Polish SH-2G Helicopters to be Withdrawn. No Maintenance Support Provided by the Manufacturer
Polish Navy’s Kaman SH-2G Super Seasprite ASW helicopters will have to be withdrawn, due to the lack of maintenance support provided by the manufacturer. This is to happen “during the upcoming years”, Deputy Head of the Polish Ministry of Defence, Wojciech Skurkiewicz informed on Thursday.
Polish Naval Aviation Brigade operates four SH-2G helicopters that are based onboard the OHP-class Frigates – ORP Gen. K. Pułaski and ORP Gen. T. Kościuszko. These aircraft date back to the early 1990s. Poland, Egypt and Peru remain the sole users of the helicopter now.
Wojciech Skurkiewicz, Deputy Head of the Polish Ministry of Defence, stated that “works have begun, with regards to the most used helicopters, the goal of which would be to define the options that would extend the airframe lifetime norms, which would make it possible for the military to use those aircraft.”
The situation is most urgent when it comes to maintaining the SH-2G helicopters that, even though they have used up their ultimate lifetime in 50%, will have to be withdrawn, as the manufacturer no longer provides support for the aircraft.
The Deputy Minister added that withdrawal of the ship-based helicopters is planned to happen “during the upcoming years”. No lifetime specification has been defined for these aircraft, and they are operated on the basis of their technical status.
Skurkiewicz did admit that acquisition of new ship-based ASW helicopters is the most urgent task that exists now. He also stated that, as the manufacturer ceased to provide technical support for the SH-2G, it is planned to replace these rotary-winged assets with four new helicopters. These are to be acquired within the framework of the acquisition procedure, the goal of which is to procure new naval helicopters that would fit both the ASW, as well as the CSAR role.
The Ministry has two procurement processes open now, pertaining to helicopters. The Polish military is looking forward to acquiring 8 CSAR platforms for the special operations component (with optional purchase of another 4 aircraft planned in the future), as well as four CSAR/ASW aircraft for the Polish Navy. According to the statements made by the former MoD leadership, the special operations component was the first to have the relevant procurement procedure finalized. After the previous Minister of Defence was removed from service in January 2018 (Antoni Macierewicz was dismissed and Mariusz Błaszczak became his successor), all of the above plans have been indefinitely delayed.

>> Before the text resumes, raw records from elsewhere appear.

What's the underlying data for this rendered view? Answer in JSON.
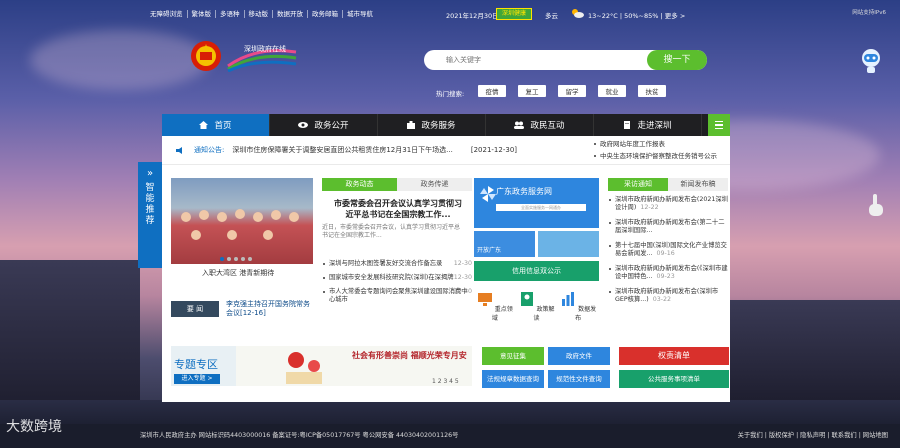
{
  "topbar": {
    "links": [
      "无障碍浏览",
      "繁体版",
      "多语种",
      "移动版",
      "数据开放",
      "政务邮箱",
      "城市导航"
    ],
    "date": "2021年12月30日 星期四",
    "badge": "深圳健康",
    "weather": "多云",
    "temp": "13~22°C | 50%~85% | 更多 >",
    "corner": "网站支持IPv6"
  },
  "logo": {
    "site_name": "深圳政府在线"
  },
  "search": {
    "placeholder": "输入关键字",
    "button": "搜一下",
    "hot_label": "热门搜索:",
    "hot_items": [
      "疫情",
      "复工",
      "留学",
      "就业",
      "扶贫"
    ]
  },
  "nav": [
    {
      "label": "首页"
    },
    {
      "label": "政务公开"
    },
    {
      "label": "政务服务"
    },
    {
      "label": "政民互动"
    },
    {
      "label": "走进深圳"
    }
  ],
  "notice": {
    "label": "通知公告:",
    "text": "深圳市住房保障署关于调整安居直团公共租赁住房12月31日下午场选...",
    "date": "[2021-12-30]",
    "side": [
      "政府网站年度工作报表",
      "中央生态环境保护督察整改任务销号公示"
    ]
  },
  "photo": {
    "caption": "入职大湾区 港青新期待"
  },
  "important": {
    "tag": "要 闻",
    "text": "李克强主持召开国务院常务会议[12-16]"
  },
  "center_tabs": [
    "政务动态",
    "政务传递"
  ],
  "headline": {
    "title": "市委常委会召开会议认真学习贯彻习近平总书记在全国宗教工作...",
    "summary": "近日，市委常委会召开会议，认真学习贯彻习近平总书记在全国宗教工作..."
  },
  "center_news": [
    {
      "text": "深圳与阿拉木图签署友好交流合作备忘录",
      "date": "12-30"
    },
    {
      "text": "国家城市安全发展科技研究院(深圳)在深揭牌",
      "date": "12-30"
    },
    {
      "text": "市人大常委会专题询问会聚焦深圳建设国际消费中心城市",
      "date": "12-30"
    }
  ],
  "service": {
    "title": "广东政务服务网",
    "search_hint": "全面实施服务一网通办",
    "tile1": "开放广东",
    "credit": "信用信息双公示",
    "icons": [
      "重点领域",
      "政策解读",
      "数据发布"
    ]
  },
  "right_tabs": [
    "采访通知",
    "新闻发布稿"
  ],
  "right_news": [
    {
      "text": "深圳市政府新闻办新闻发布会(2021深圳设计周)",
      "date": "12-22"
    },
    {
      "text": "深圳市政府新闻办新闻发布会(第二十二届深圳国际...",
      "date": ""
    },
    {
      "text": "第十七届中国(深圳)国际文化产业博览交易会新闻发...",
      "date": "09-16"
    },
    {
      "text": "深圳市政府新闻办新闻发布会(《深圳市建设中国特色...",
      "date": "09-23"
    },
    {
      "text": "深圳市政府新闻办新闻发布会(深圳市GEP核算...)",
      "date": "03-22"
    }
  ],
  "bottom": {
    "zt_title": "专题专区",
    "zt_btn": "进入专题 >",
    "zt_text": "社会有形善崇尚 福顺光荣专月安",
    "zt_num": "1 2 3 4 5",
    "green_buttons": [
      "意见征集",
      "政府文件",
      "法规规章数据查询",
      "规范性文件查询"
    ],
    "red_btn": "权责清单",
    "green_btn": "公共服务事项清单"
  },
  "sidetab": "智能推荐",
  "footer": {
    "left": "深圳市人民政府主办   网站标识码4403000016   备案证号:粤ICP备05017767号   粤公网安备 44030402001126号",
    "right": "关于我们 | 版权保护 | 隐私声明 | 联系我们 | 网站地图"
  },
  "watermark": "大数跨境",
  "colors": {
    "blue": "#0f6fc1",
    "green": "#5cbe2e",
    "red": "#d9302c",
    "teal": "#18a06b"
  }
}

No new information pertaining to that matter have been released on Thursday at the Parliament, despite the questions asked by the opposition.
Meanwhile, the land-based Mi-14PŁ platform is the only ASW asset used by the Polish military, alongside the SH-2Gs. The Polish Naval Aviation Brigade has eight aircraft as such at its disposal. Lifetimes of half of the aforementioned helicopters manufactured back in 1980 would come to an end this year. The second half, manufactured in 1983, could be operated until 2021.
It is planned to extend the Mi-14PŁ lifetimes, on the other hand. This is to happen once an analogous process is finalized with regards to two Mi-14PŁ/R platforms, that were customized to act in a maritime SAR role. One of the aircraft is currently having its lifetime extended at the Łódź-based WZL-1 facility. The operation in question is to be finalized in September. Another Mi-14PŁ/R is to undergo a similar procedure afterwards. Lieutenant-Commander Marcin Braszak, who is the spokesperson for the Navy Aviation Brigade, told us that only after this happens, a decision is going to be made with regards to the sequence and timeline pertaining to overhauls of the remaining aircraft.
Kruk – Finalization Expected after 2022
Skurkiewicz said on Thursday that the MoD is planning both to overhaul and modernize the existing helicopter fleet. The Ministry is also willing to acquire new aircraft. The Deputy Minister confirmed that modernization (limited within its scope, one should note) is also being planned with regards to the Mi-24 attack platform. Also, within the framework of the Kruk programme, new attack helicopters are to be procured. Nonetheless, Skurkiewicz said, the new attack helicopters are planned to be procured after the year 2022.
The Ministry is also planning to overhaul the Mi-17, Mi-8 and W-3 transport helicopters, which would secure the military vertical lift capabilities for the upcoming decade. W-3 Anakonda helicopter fleet also undergoes modernization. SW-4 Puszczyk and Mi-2 platforms are going to be overhauled too. Light training helicopters are a subject of the tender, the goal of which is to provide the Polish Air Force Academy with relevant assets. In total, PLN 4.7 billion is expected to be used to cover the aforesaid programmes until 2022, Skurkiewicz said.
The Parliamentary debate also exposed some statistical data pertaining to rotary-winged aviation of the military. At the moment the Polish Armed Forces operate more than 200 helicopters of a wide variety of types and used for varied purposes: as airlift, strike, rescue, reconnaissance and training assets. On average the lifetimes of the helicopters have been used up to a degree above 70%, while availability has been defined at the level of 75%.